** Information given follows **

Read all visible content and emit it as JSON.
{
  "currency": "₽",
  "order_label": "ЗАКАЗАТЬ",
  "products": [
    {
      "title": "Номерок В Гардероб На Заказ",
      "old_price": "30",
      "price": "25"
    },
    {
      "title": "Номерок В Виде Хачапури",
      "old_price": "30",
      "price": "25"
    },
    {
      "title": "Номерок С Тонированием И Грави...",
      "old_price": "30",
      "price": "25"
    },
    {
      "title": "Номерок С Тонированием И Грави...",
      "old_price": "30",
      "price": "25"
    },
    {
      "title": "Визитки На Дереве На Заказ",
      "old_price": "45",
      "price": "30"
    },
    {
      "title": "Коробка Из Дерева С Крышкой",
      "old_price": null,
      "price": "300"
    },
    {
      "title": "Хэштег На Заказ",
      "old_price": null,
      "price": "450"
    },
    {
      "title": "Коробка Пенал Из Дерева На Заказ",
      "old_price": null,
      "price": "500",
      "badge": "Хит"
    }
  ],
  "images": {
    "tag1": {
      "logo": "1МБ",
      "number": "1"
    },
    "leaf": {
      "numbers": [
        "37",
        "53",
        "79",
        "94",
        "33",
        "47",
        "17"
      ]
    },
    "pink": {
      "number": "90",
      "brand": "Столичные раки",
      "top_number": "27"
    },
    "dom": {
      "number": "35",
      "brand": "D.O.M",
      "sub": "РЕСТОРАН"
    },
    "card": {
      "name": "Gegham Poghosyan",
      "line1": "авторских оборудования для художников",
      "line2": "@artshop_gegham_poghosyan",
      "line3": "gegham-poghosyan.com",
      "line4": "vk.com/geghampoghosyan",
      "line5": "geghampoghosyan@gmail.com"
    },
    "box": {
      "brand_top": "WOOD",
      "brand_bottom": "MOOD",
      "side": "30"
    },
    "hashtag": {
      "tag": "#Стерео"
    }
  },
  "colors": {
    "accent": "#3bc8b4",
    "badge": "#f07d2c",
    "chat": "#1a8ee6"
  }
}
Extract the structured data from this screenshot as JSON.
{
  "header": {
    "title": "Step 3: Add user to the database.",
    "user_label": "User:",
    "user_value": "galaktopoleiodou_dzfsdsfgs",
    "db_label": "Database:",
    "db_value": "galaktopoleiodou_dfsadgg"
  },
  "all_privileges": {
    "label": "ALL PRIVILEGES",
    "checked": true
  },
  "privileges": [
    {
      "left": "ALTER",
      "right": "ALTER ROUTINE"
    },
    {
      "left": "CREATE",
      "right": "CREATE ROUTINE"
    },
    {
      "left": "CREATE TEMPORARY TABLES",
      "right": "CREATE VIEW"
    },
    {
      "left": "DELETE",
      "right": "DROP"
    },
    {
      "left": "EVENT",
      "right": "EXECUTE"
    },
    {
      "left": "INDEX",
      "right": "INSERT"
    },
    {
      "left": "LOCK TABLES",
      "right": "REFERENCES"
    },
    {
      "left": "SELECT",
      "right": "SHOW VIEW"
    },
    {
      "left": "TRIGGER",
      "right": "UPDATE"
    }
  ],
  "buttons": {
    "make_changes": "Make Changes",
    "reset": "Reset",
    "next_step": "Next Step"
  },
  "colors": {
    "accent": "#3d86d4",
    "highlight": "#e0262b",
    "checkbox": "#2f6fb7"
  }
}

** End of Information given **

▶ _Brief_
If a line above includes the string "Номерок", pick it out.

▶ _Answer box_
      "title": "Номерок В Гардероб На Заказ",
      "title": "Номерок В Виде Хачапури",
      "title": "Номерок С Тонированием И Грави...",
      "title": "Номерок С Тонированием И Грави...",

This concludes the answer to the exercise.